§ **What to do**
Copy the following listing word for word.

§ **Source data**
#####

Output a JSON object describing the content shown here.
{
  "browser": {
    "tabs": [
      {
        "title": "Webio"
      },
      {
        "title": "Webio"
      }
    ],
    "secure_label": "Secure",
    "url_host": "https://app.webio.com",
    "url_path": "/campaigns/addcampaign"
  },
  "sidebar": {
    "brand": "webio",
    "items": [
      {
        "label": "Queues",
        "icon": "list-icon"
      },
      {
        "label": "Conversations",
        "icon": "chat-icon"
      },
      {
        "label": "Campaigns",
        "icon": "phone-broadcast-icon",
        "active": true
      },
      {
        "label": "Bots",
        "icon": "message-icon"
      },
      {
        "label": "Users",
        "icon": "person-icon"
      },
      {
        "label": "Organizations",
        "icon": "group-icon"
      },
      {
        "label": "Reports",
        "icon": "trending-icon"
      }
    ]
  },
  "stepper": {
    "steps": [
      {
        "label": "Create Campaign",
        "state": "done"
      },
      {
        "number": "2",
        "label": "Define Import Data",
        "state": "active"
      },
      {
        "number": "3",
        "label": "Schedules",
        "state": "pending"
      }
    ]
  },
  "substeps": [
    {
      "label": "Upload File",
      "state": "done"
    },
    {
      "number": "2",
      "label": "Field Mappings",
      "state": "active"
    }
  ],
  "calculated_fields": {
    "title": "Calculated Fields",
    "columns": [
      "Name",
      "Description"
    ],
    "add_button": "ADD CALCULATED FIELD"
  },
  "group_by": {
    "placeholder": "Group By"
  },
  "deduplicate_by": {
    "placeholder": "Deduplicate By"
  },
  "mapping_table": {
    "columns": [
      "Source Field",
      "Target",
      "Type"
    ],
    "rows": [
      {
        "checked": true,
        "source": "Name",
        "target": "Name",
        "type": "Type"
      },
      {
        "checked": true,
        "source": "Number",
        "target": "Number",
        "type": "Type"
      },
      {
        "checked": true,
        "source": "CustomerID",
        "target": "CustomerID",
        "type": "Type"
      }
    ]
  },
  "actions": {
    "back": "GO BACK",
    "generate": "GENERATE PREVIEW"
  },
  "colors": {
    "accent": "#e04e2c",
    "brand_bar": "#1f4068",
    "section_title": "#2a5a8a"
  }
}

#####

§ **Exercise output**
Output a JSON object describing the content shown here.
{
  "browser": {
    "tabs": [
      {
        "title": "Webio"
      },
      {
        "title": "Webio"
      }
    ],
    "secure_label": "Secure",
    "url_host": "https://app.webio.com",
    "url_path": "/campaigns/addcampaign"
  },
  "sidebar": {
    "brand": "webio",
    "items": [
      {
        "label": "Queues",
        "icon": "list-icon"
      },
      {
        "label": "Conversations",
        "icon": "chat-icon"
      },
      {
        "label": "Campaigns",
        "icon": "phone-broadcast-icon",
        "active": true
      },
      {
        "label": "Bots",
        "icon": "message-icon"
      },
      {
        "label": "Users",
        "icon": "person-icon"
      },
      {
        "label": "Organizations",
        "icon": "group-icon"
      },
      {
        "label": "Reports",
        "icon": "trending-icon"
      }
    ]
  },
  "stepper": {
    "steps": [
      {
        "label": "Create Campaign",
        "state": "done"
      },
      {
        "number": "2",
        "label": "Define Import Data",
        "state": "active"
      },
      {
        "number": "3",
        "label": "Schedules",
        "state": "pending"
      }
    ]
  },
  "substeps": [
    {
      "label": "Upload File",
      "state": "done"
    },
    {
      "number": "2",
      "label": "Field Mappings",
      "state": "active"
    }
  ],
  "calculated_fields": {
    "title": "Calculated Fields",
    "columns": [
      "Name",
      "Description"
    ],
    "add_button": "ADD CALCULATED FIELD"
  },
  "group_by": {
    "placeholder": "Group By"
  },
  "deduplicate_by": {
    "placeholder": "Deduplicate By"
  },
  "mapping_table": {
    "columns": [
      "Source Field",
      "Target",
      "Type"
    ],
    "rows": [
      {
        "checked": true,
        "source": "Name",
        "target": "Name",
        "type": "Type"
      },
      {
        "checked": true,
        "source": "Number",
        "target": "Number",
        "type": "Type"
      },
      {
        "checked": true,
        "source": "CustomerID",
        "target": "CustomerID",
        "type": "Type"
      }
    ]
  },
  "actions": {
    "back": "GO BACK",
    "generate": "GENERATE PREVIEW"
  },
  "colors": {
    "accent": "#e04e2c",
    "brand_bar": "#1f4068",
    "section_title": "#2a5a8a"
  }
}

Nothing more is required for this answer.